◆ WORK ITEM:
Whenever a line below mentions the word "username", that line should be copied.

◆ MATERIAL PROVIDED:

# # #

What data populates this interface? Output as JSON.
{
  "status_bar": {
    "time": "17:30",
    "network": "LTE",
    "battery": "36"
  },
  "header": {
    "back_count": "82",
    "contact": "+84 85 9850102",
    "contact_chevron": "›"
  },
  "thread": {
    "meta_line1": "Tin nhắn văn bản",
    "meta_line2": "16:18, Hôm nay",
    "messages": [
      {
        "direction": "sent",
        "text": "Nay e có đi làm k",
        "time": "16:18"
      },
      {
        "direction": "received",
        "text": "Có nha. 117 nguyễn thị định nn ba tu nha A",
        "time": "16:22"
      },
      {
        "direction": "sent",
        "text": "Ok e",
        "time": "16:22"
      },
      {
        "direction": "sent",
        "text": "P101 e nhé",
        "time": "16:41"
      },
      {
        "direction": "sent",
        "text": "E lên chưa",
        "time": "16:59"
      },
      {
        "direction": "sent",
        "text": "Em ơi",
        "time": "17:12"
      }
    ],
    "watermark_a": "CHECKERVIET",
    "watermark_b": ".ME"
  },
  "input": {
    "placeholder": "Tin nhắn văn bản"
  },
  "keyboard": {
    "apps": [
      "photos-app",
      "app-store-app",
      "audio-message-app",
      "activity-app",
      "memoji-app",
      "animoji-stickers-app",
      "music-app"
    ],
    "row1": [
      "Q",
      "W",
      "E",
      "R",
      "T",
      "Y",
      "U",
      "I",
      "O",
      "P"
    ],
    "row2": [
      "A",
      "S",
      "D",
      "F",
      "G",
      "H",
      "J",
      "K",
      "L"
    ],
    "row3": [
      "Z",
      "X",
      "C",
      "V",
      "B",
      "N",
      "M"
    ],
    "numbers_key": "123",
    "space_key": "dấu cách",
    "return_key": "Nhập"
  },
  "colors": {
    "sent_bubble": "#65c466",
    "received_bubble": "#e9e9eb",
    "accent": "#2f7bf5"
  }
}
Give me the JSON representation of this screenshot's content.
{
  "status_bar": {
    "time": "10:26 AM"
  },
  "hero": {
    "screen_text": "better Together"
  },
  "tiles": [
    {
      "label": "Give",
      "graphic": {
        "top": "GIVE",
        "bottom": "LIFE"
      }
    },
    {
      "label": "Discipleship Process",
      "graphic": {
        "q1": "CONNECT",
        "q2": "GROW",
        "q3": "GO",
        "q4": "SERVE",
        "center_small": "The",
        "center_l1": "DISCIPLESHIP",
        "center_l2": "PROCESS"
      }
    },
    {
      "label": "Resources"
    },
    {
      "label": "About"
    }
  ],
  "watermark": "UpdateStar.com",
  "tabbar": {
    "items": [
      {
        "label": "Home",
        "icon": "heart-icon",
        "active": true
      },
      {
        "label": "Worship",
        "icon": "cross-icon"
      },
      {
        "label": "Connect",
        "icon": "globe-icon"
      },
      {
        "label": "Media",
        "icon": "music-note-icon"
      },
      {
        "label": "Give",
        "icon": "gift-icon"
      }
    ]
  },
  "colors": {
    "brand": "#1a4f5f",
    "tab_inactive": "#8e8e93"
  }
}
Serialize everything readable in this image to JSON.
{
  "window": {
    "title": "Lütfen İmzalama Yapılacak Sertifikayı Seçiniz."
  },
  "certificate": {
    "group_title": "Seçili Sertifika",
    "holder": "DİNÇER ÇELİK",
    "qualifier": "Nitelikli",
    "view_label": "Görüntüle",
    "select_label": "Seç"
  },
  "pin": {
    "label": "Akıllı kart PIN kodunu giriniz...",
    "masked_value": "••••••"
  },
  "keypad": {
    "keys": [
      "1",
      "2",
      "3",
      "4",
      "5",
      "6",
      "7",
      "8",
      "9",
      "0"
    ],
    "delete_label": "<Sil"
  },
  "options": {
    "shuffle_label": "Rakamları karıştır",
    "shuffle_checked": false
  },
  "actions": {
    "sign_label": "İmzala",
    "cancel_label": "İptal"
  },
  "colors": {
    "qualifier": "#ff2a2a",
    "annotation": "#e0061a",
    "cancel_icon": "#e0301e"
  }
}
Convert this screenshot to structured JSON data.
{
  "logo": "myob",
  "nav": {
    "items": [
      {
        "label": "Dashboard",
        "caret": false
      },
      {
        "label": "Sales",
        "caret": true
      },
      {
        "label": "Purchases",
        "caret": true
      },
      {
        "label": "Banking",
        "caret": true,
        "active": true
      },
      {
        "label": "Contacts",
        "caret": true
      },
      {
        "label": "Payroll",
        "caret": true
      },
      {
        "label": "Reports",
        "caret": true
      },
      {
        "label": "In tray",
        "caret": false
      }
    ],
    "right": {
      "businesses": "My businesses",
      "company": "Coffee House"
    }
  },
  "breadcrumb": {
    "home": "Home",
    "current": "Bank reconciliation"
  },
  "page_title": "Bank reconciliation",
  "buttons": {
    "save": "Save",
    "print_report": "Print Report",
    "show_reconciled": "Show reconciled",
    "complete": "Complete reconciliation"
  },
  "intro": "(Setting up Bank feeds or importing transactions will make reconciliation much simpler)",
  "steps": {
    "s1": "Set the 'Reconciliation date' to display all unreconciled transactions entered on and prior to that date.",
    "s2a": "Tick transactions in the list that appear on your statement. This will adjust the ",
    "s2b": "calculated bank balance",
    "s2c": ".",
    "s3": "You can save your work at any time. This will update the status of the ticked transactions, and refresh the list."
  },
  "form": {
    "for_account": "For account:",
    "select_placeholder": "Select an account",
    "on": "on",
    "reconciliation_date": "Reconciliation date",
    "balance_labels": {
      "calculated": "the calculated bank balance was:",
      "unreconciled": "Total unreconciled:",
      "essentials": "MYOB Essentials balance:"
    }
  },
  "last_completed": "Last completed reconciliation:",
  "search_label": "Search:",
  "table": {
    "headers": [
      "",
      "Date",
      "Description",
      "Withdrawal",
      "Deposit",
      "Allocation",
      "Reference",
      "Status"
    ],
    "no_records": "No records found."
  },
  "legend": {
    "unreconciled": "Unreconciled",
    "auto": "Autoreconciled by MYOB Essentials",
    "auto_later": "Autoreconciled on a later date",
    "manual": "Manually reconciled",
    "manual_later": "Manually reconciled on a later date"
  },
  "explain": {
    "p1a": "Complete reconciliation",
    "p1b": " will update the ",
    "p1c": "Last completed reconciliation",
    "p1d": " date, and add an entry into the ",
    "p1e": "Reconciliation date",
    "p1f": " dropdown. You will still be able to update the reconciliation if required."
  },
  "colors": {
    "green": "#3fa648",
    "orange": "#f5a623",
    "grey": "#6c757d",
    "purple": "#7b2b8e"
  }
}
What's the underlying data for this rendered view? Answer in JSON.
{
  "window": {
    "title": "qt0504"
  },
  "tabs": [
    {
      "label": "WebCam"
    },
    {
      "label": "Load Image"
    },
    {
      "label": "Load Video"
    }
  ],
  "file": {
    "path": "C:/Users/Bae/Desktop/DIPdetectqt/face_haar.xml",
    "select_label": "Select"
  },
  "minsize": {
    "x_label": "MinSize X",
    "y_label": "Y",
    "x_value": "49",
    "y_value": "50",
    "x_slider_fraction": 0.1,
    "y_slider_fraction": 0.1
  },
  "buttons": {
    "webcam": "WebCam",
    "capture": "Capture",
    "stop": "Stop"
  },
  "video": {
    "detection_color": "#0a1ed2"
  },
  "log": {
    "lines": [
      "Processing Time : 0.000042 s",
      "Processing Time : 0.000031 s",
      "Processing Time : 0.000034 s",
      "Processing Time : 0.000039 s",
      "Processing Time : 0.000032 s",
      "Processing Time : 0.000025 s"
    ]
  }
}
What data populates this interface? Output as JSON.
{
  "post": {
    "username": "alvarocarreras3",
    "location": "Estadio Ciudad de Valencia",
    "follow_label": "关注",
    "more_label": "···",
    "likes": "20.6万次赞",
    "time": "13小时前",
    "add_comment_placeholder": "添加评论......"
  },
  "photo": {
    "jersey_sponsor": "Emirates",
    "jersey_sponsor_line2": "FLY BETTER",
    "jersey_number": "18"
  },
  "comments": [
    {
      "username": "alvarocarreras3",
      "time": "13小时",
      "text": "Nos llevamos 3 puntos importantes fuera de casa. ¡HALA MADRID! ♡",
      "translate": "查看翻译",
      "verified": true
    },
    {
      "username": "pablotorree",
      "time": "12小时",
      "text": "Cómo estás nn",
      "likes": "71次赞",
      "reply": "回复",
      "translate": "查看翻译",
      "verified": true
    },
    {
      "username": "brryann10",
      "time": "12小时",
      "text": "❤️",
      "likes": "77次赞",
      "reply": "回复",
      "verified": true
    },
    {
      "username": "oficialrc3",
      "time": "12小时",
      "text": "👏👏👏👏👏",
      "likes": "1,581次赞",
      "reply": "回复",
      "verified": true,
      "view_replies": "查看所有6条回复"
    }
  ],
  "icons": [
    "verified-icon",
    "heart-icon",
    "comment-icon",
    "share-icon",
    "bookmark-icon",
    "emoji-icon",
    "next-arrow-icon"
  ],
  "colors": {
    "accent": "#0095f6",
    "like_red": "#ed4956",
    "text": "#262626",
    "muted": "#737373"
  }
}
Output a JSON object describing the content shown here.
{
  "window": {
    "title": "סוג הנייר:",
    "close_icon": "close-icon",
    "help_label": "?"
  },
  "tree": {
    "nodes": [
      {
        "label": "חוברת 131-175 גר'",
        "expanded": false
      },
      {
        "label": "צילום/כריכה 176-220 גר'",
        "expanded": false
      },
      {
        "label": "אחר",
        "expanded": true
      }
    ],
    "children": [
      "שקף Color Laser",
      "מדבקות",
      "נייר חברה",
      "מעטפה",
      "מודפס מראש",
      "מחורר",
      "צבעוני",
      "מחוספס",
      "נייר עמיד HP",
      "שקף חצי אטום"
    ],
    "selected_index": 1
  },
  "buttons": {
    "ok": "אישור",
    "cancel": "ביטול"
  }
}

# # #

◆ SOLUTION FOR THIS PROBLEM:
    "username": "alvarocarreras3",
      "username": "alvarocarreras3",
      "username": "pablotorree",
      "username": "brryann10",
      "username": "oficialrc3",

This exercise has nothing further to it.